Uzura (quail eggs) are a popular food in Japan, as their relatively tiny size makes them perfect for snacking or adding to bento. As a result, you can find them in pretty much any supermarket over here. But it turns out that some shoppers out there aren’t interested in eating the little speckled eggs – they’ve been trying to hatch them instead! When reports first started popping up from netizens claiming to have hatched their own quails, we thought this was just an urban legend, but now a YouTube clip and blog post has appeared, showing different people seemingly hatching actual, live baby quails from supermarket eggs. Join us for some adorable pics and videos!
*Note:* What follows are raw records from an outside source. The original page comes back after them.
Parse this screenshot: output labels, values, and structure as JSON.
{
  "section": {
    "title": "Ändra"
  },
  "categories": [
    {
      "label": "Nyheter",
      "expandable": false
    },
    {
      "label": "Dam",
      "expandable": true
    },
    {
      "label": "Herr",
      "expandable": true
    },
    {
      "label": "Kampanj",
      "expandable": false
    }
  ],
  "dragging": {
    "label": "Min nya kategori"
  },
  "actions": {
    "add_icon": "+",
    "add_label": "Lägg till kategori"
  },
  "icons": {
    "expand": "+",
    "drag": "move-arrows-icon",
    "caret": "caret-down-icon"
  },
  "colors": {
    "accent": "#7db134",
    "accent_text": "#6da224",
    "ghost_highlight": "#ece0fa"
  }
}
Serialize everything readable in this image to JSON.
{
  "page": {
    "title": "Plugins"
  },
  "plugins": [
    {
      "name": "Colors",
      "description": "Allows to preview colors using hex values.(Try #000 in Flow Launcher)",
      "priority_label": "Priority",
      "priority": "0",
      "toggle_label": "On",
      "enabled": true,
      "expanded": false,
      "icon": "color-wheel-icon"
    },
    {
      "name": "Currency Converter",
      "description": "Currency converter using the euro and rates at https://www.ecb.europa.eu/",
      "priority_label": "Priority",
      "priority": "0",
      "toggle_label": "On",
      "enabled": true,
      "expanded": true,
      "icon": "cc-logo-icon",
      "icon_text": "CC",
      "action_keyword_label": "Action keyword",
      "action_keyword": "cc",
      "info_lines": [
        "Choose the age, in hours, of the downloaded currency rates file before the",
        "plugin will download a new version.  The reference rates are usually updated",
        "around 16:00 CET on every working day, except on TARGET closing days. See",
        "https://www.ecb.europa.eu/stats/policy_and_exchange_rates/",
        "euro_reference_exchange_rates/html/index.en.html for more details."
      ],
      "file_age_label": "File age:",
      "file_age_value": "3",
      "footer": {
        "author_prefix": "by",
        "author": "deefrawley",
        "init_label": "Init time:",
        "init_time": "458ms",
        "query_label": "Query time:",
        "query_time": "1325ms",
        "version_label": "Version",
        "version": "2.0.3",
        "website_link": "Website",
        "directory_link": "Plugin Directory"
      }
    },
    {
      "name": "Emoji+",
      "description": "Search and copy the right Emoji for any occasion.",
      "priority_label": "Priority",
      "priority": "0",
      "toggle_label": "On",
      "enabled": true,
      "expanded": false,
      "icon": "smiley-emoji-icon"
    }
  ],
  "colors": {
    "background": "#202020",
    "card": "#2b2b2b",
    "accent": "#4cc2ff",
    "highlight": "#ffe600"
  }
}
There’s a rumour going around in Japan that one egg out of every box of quail eggs sold in supermarkets here is fertilised, meaning that with the right equipment, it’s entirely possible to hatch your own baby bird after a little trial and error. Here’s a couple of videos from someone who has claimed to do just that!
Now, those videos are cute and all, but until we actually see the birdie popping out of the egg, we’re not convinced. Luckily blogger Lenosuke has also hatched their own baby bird, and provided pictorial evidence! They bought a bunch of quail eggs and also some Silkie (a breed of chicken) eggs, and carefully numbered each one. Then, they wrapped them up all cosy and placed them in an environment heated to 38 degrees centigrade:
Then, approximately 17 days of incubation later… One of the quail eggs hatched!
▼ I was almost an omelette, you know!
This new discovery has led others in Japan to contemplate bulk-buying quail eggs and attempting to rear their own feathery friends:
うずらの卵ってたまに有精卵が入ってて あっためるとかえるんだな 飼いたい もふもふを我が手中に収めたい http://t.co/X2unY8NDgq—
かねこゆうき (@kanebuntokumatu) January 15, 2015
▲ “So apparently some quail eggs are sold fertilised… I wanna have my own and hold its fluffy little body in my hand!”
While the chickies are undeniably adorably cute, we don’t recommend trying this unless you’ve got the facilities at home to take care of a little birdie pal for the rest of its natural lifespan.